## WORK ITEM
Across all the entries below, how many lines mention the string "this"? Respond with a single number.

## DATA FOR PROCESSING

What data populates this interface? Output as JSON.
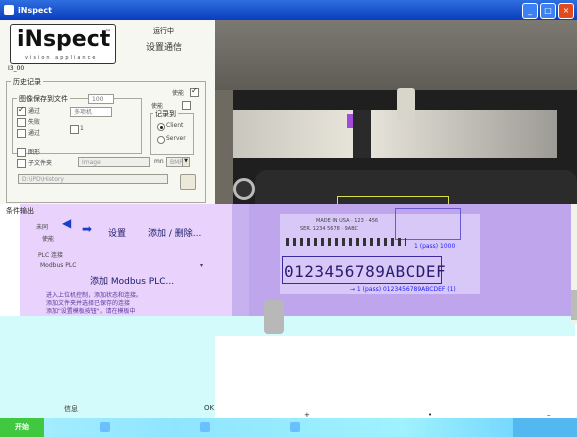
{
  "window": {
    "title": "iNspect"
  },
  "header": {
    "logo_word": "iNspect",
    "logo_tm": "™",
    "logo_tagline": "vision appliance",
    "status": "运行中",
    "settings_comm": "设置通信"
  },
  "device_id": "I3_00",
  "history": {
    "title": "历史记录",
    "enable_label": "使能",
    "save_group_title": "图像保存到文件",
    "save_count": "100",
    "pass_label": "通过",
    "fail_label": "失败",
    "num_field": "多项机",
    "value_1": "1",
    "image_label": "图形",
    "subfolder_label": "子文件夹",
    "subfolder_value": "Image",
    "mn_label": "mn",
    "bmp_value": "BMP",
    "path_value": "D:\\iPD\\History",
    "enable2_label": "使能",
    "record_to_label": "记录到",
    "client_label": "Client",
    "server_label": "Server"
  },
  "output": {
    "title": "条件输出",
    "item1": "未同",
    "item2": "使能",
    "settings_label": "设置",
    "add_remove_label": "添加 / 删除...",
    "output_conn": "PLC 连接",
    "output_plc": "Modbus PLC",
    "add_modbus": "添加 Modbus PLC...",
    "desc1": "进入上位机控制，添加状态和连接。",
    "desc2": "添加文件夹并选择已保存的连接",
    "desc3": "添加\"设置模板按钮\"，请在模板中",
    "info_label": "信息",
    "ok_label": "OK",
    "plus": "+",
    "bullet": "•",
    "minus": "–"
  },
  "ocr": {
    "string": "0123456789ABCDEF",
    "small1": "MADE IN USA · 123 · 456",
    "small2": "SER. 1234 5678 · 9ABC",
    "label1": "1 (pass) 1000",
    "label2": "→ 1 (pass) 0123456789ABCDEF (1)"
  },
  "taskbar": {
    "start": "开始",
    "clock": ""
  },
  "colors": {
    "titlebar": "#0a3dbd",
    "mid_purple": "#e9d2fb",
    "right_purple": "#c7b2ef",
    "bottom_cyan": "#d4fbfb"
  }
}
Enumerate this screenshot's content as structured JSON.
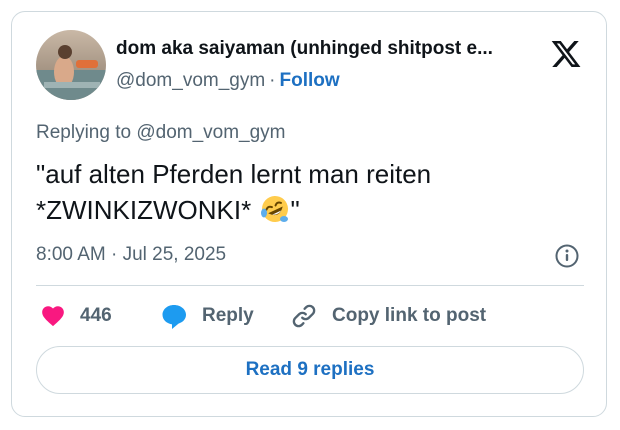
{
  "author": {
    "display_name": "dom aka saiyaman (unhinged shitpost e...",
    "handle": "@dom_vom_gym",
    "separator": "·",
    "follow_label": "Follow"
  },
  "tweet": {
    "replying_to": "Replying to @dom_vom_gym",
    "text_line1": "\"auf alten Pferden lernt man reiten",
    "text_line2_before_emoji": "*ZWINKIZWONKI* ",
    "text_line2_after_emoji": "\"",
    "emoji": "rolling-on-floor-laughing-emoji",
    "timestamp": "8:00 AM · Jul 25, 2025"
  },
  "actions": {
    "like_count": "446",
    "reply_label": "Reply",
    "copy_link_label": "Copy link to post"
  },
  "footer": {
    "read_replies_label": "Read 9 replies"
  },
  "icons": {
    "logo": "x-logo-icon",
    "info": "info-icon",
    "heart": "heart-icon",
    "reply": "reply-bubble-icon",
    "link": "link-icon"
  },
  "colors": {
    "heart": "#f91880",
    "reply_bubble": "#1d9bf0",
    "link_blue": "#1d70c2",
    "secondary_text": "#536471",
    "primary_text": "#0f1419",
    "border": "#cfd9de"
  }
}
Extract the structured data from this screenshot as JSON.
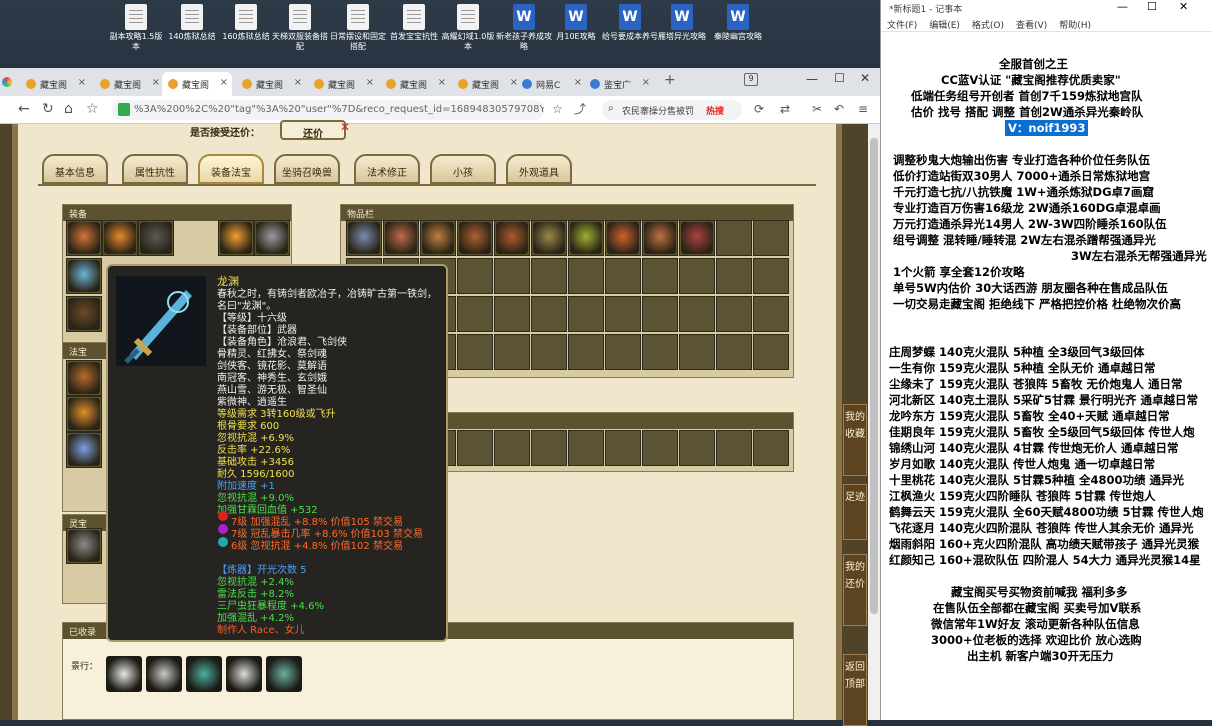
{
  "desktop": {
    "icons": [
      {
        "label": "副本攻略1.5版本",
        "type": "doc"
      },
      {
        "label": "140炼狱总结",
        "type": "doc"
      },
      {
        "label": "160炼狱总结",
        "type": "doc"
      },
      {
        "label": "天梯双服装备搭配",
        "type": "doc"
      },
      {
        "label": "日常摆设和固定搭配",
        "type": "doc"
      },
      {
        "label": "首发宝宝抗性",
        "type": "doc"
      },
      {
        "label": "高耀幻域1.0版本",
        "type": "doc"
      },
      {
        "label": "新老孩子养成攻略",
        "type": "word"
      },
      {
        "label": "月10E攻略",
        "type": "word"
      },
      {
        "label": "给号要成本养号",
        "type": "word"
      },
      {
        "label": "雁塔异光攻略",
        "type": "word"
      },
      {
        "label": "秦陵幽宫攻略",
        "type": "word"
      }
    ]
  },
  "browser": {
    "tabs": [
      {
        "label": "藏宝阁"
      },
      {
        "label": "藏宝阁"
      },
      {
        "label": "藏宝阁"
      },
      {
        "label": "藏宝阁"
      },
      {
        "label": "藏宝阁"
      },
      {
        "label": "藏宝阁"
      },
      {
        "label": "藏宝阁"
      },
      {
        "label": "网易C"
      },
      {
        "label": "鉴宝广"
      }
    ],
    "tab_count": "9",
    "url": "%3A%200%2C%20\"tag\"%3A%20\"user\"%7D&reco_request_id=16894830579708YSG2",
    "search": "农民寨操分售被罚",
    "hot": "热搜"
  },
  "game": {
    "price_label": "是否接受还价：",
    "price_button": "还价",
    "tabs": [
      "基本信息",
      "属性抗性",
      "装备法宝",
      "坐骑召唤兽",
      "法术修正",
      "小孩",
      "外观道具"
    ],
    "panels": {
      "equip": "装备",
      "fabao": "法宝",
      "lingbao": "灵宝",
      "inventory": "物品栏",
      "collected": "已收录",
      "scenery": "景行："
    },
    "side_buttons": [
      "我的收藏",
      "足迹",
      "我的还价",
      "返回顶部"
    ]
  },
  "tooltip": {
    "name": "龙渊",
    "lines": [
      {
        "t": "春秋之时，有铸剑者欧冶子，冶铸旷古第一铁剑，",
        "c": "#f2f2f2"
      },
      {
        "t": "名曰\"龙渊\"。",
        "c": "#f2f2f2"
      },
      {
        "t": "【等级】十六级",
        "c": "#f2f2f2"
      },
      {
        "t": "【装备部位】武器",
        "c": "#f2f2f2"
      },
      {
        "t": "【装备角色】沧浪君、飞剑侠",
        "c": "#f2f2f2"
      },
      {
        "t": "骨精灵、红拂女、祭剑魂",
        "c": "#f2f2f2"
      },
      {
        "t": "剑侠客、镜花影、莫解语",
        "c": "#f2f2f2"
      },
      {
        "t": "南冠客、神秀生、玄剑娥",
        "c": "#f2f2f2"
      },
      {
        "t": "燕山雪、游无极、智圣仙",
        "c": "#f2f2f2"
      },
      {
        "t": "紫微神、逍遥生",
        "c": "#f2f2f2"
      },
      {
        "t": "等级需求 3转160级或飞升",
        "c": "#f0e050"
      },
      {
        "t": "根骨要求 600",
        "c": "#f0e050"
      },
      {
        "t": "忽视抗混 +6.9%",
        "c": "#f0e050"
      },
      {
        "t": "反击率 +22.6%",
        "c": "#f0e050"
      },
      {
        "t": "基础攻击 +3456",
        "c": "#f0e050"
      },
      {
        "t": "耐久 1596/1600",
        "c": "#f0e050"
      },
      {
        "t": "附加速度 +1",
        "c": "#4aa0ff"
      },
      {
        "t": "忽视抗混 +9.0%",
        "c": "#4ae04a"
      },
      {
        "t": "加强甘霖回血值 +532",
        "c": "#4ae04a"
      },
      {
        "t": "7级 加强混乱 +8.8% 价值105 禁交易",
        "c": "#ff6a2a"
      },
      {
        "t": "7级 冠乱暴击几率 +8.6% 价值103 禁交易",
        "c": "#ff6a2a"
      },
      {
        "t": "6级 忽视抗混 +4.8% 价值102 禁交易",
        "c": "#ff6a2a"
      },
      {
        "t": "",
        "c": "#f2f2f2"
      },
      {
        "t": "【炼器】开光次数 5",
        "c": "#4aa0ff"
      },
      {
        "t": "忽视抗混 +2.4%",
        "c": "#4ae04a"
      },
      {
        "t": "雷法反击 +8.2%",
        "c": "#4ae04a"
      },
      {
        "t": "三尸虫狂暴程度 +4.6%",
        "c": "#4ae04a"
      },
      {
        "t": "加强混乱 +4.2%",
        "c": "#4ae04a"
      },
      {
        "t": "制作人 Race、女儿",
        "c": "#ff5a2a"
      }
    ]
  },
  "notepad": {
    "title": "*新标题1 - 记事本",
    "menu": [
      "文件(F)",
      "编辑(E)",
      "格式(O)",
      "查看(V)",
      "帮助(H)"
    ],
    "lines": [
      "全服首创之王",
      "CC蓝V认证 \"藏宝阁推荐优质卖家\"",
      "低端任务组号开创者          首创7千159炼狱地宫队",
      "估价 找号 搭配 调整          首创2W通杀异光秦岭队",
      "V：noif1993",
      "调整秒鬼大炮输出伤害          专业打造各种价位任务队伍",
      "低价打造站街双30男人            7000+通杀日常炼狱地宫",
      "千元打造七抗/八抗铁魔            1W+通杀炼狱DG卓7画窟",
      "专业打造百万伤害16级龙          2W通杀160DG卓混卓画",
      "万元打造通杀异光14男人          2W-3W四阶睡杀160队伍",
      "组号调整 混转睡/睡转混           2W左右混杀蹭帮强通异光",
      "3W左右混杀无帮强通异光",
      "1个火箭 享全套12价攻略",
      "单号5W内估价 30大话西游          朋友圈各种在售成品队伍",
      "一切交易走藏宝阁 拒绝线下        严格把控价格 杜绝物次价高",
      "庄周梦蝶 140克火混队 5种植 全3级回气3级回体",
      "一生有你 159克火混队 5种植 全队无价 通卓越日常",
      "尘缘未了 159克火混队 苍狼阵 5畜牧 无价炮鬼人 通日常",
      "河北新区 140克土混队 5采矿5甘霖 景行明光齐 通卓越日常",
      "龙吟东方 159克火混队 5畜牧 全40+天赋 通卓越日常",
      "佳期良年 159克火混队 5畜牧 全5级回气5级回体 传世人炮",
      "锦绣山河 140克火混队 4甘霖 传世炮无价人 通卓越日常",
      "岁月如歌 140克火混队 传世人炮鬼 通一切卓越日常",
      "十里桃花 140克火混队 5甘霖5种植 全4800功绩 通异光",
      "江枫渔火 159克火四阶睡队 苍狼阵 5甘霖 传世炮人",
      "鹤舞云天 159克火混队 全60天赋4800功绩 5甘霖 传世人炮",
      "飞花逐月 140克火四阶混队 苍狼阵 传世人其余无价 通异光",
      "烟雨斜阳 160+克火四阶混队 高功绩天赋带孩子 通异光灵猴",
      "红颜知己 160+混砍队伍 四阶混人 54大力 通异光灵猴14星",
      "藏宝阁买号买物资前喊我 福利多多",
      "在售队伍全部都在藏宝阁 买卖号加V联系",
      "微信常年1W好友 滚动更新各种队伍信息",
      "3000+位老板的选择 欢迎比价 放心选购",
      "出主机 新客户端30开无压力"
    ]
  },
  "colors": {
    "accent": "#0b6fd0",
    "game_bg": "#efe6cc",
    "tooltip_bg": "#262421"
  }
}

## TASK OUTPUT
3